DATASET CONTENT section start

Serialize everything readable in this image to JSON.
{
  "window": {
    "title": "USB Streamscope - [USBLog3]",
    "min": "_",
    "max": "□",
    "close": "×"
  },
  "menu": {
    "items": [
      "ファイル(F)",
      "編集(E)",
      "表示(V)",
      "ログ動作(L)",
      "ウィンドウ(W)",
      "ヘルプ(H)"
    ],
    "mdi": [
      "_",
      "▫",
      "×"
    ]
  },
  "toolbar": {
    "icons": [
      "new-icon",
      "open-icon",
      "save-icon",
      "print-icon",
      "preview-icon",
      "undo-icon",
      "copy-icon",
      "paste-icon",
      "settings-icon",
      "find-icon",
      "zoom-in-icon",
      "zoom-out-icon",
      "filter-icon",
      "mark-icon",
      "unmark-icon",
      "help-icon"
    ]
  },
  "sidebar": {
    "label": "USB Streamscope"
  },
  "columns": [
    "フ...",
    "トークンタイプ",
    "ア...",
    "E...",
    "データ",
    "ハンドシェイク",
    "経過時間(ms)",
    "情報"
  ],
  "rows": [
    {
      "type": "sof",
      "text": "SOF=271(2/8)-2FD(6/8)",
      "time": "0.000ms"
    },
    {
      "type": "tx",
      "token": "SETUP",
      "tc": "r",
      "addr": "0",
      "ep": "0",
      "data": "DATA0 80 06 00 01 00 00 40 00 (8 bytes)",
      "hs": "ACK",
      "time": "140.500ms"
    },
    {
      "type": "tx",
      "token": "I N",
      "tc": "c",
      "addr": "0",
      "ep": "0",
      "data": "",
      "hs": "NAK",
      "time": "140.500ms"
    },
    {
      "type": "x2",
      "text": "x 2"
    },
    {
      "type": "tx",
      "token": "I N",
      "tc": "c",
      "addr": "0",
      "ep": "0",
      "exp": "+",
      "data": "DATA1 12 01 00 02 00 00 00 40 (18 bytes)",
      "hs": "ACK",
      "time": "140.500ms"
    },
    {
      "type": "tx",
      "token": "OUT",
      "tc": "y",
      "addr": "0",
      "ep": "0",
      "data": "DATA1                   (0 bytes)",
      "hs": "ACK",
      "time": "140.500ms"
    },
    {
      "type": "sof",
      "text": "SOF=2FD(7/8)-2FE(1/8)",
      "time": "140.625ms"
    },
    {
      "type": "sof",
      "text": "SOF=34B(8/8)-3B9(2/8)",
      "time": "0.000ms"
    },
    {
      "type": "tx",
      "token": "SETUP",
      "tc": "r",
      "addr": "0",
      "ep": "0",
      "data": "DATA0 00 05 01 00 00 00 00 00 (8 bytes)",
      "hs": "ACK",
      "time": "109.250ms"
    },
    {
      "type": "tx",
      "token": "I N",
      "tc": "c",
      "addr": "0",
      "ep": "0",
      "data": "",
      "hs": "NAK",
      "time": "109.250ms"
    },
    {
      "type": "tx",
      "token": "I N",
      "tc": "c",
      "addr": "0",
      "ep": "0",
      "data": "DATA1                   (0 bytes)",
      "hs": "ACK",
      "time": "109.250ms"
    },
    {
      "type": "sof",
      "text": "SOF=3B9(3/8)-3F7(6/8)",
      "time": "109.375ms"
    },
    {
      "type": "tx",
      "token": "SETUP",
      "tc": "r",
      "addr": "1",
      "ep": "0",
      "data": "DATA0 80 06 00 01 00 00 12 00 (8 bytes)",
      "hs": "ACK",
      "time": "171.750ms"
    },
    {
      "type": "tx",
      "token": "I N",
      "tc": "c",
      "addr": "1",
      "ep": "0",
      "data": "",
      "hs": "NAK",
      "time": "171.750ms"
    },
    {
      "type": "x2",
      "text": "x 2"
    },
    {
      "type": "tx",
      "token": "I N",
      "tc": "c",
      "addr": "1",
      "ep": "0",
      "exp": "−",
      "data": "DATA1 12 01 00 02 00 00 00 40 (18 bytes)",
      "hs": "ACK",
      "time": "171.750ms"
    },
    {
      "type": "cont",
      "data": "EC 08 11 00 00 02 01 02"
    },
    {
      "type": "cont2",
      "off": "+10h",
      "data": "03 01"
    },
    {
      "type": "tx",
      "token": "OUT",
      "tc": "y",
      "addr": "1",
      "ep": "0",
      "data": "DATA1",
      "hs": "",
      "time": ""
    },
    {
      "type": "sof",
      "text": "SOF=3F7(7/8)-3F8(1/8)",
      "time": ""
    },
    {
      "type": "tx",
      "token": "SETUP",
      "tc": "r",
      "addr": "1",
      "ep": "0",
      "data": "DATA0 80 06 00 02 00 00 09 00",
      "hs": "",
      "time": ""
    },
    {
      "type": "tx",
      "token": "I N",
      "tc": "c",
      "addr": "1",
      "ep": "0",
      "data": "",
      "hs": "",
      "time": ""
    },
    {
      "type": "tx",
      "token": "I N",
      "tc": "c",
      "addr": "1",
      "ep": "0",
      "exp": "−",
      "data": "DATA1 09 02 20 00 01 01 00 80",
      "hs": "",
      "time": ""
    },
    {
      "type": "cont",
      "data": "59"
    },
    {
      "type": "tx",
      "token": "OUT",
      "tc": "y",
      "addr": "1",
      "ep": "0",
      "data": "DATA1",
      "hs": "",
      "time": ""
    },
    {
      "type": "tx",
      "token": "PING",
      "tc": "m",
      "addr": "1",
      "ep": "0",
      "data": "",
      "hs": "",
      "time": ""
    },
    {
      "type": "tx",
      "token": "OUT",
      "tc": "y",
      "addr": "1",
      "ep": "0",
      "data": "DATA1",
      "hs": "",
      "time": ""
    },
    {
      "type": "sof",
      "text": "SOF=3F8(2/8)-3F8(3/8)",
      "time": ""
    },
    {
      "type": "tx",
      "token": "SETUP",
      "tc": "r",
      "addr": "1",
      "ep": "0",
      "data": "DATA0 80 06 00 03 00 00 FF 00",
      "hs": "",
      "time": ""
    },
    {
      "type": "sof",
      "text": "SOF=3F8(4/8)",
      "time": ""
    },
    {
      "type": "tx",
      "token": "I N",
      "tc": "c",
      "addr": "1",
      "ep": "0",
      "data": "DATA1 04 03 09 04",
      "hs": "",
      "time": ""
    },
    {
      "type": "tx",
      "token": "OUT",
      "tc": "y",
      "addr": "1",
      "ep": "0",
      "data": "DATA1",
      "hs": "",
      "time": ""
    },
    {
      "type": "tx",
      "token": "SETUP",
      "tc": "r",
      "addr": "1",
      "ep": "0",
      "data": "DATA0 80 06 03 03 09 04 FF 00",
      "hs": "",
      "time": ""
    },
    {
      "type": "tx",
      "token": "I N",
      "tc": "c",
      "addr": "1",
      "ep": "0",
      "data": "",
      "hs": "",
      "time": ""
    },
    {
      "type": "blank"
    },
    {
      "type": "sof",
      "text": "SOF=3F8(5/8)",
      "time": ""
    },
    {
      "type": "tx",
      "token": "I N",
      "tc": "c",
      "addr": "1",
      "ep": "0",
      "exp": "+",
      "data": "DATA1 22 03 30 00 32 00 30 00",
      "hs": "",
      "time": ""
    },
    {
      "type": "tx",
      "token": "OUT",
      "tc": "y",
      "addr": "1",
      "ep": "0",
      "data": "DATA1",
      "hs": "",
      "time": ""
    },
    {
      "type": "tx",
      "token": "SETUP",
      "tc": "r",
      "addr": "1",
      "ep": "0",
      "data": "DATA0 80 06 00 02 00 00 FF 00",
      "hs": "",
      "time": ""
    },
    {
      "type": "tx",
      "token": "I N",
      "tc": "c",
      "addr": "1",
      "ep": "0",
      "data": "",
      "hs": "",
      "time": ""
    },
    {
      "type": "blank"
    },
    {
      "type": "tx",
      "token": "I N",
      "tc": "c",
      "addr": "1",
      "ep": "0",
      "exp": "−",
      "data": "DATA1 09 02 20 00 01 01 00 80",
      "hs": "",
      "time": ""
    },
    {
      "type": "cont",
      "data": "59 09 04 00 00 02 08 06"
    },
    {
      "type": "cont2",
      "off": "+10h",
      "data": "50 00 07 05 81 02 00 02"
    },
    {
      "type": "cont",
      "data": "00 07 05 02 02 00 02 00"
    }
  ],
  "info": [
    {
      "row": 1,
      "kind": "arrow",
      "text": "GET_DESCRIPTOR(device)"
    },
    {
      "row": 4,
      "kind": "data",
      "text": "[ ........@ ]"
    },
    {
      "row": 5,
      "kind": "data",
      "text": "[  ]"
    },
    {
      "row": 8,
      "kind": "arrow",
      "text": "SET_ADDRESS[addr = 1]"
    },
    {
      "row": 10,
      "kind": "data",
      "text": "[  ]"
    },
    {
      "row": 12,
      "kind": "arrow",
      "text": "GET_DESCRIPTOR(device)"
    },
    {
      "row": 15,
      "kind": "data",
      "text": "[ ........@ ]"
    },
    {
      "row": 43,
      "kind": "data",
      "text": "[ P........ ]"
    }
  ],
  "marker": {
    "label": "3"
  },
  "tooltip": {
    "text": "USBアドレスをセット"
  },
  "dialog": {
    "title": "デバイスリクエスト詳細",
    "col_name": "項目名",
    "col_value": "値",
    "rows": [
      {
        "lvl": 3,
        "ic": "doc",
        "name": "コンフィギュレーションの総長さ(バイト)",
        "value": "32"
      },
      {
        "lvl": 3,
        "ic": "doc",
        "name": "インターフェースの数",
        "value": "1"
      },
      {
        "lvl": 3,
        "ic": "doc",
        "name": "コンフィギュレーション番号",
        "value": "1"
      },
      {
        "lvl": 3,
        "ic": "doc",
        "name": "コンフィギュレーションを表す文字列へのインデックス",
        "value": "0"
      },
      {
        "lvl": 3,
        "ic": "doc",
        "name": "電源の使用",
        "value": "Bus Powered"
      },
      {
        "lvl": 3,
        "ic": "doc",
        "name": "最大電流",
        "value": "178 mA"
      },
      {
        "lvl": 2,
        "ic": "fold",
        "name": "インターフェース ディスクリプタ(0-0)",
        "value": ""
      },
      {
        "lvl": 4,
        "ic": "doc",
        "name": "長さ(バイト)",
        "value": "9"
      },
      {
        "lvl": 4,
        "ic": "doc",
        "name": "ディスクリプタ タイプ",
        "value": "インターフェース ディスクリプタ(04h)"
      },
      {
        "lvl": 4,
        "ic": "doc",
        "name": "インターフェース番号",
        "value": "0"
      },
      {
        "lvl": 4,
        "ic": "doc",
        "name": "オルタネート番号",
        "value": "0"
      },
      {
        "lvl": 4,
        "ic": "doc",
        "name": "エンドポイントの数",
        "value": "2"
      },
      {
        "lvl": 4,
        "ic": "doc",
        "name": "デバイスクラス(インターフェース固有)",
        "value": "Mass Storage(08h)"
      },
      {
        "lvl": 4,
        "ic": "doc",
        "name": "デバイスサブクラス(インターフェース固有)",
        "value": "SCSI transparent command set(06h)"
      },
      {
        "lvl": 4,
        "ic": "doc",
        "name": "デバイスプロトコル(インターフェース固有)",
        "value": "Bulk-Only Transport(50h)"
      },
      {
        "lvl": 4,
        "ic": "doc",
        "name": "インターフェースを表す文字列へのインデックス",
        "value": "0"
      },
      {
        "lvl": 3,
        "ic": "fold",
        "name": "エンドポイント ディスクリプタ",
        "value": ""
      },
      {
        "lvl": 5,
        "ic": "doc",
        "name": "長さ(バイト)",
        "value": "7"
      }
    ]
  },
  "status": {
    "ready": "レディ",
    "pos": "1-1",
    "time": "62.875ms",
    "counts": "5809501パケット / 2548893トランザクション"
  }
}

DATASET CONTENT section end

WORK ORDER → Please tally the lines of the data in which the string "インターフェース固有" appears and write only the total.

OUTPUT FOR THIS EXERCISE → 3